Partners Key to Long-Term Success

Yorizane is just one example of the ongoing value and importance of the Almond Board’s long-term investment in research, development and real-word, in-the-orchard testing of new varietals, which is founded in a critical partnership between the industry and USDA-ARS, the UC system and private breeders and nurseries in California.

Chuck Fleck, director of Horticulture Research at Sierra Gold Nurseries near Yuba City, said there are many other exciting scientific advances on the horizon. Although Sierra Gold’s variety development program is relatively young, he said the team plans to eventually release almond varieties and rootstocks that provide growers with many advantageous genetic characteristics.

Fleck pointed to the work of two researchers, Malli Aradhya of USDA and Tom Gradziel of UC Davis, as being especially promising. Aradhya has focused on helping growers overcome abiotic (atmosphere, chemical elements, sunlight/temperature, wind and water) as well as biotic (soil, floom, leaves and wood) challenges in their orchards. Gradziel is working to bring new germplasm into almonds’ fairly narrow genetic base in addition to exploring alternative rootstock options to more effectively deal with abiotic and biotic issues.
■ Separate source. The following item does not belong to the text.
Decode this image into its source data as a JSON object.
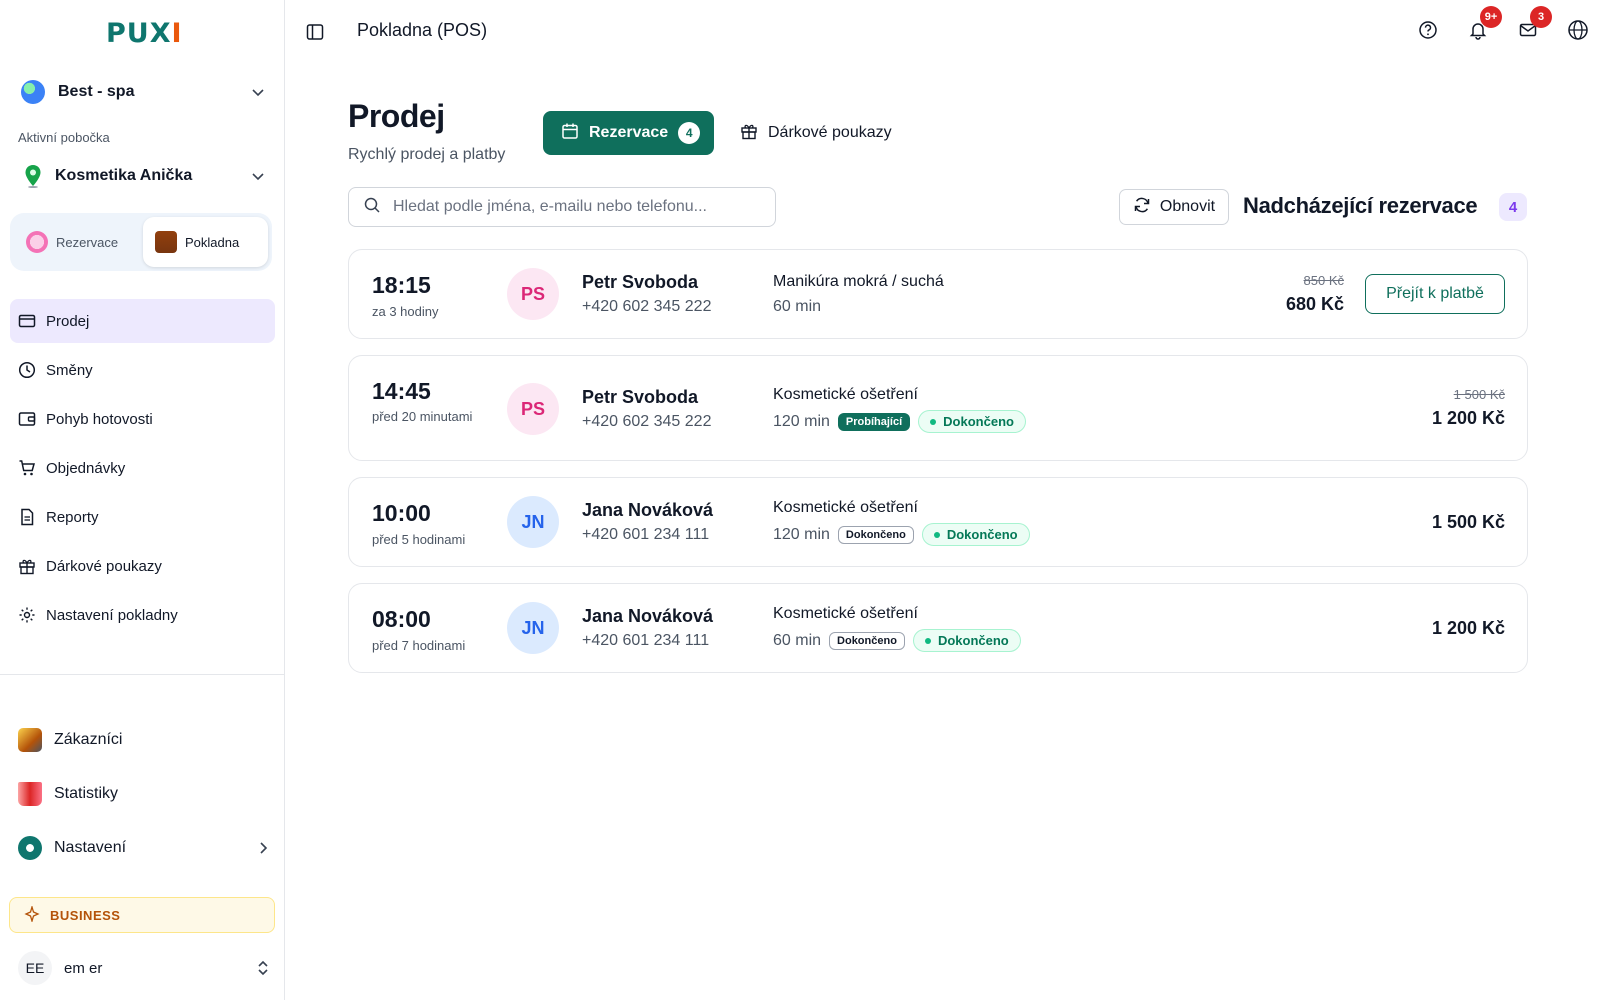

“Perennial crop breeding takes years to see successes and breakthroughs,” Fleck explained. “Because it can take decades before such successes come to light, the resulting varieties, and therefore the breeding program’s true value, is not easily discerned until long after inception.”

UCD 1-16 in full bloom, 2021. Developing a new variety can take years, if not decades.


New RVT in the Works

Saa said plans are already underway for the next RVT, which the team is aiming to plant in late 2022 or early 2023. The RVT will last for a decade, or more. He also said this next trial likely will include many novelties in comparison to the current RVT, and that ABC is already working to identify the ad hoc research team.

“Having third-party data collected about how a variety performs in different regions of the state is very valuable to growers, nurseries and handlers,” Saa said. “We need to know the weaknesses and strengths of varieties. There is no perfect variety. Some growers are looking for different things, like harvest times or kernel characteristics. There is no doubt that we need a diverse supply of almonds varieties.”

Gordon agrees, stating RVTs allow horticultural characteristics like yield, bloom overlap and harvest timing to be compared in an unbiased setting. “If there are conditions that are conducive to disease development, there can also be a way to compare relative susceptibilities to diseases,” she said. “RVTs also allow growers and PCAs to see new varieties in-person before committing.”

Industry members interested to learn more about ongoing research should stay tuned for a report that will be issued later this year that summarizes RVT data collected in the past four years.

Additionally, in 2020, the Almond Board published a comprehensive breeding report that provides an evaluation of national and international varieties and selections currently under evaluation or available in the market. Those interested in sinking their teeth into this topic are welcome to review this report.



1 To note: In the current RVTs, all the trees were planted in the same year (2014), in multiple locations (Butte, Stanislaus & Madera counties) and with statistical repetitions.

2 Visit to view the slides from this session, titled “Almond Varieties and Selections.” Readers may also visit YouTube to view a recording of the session: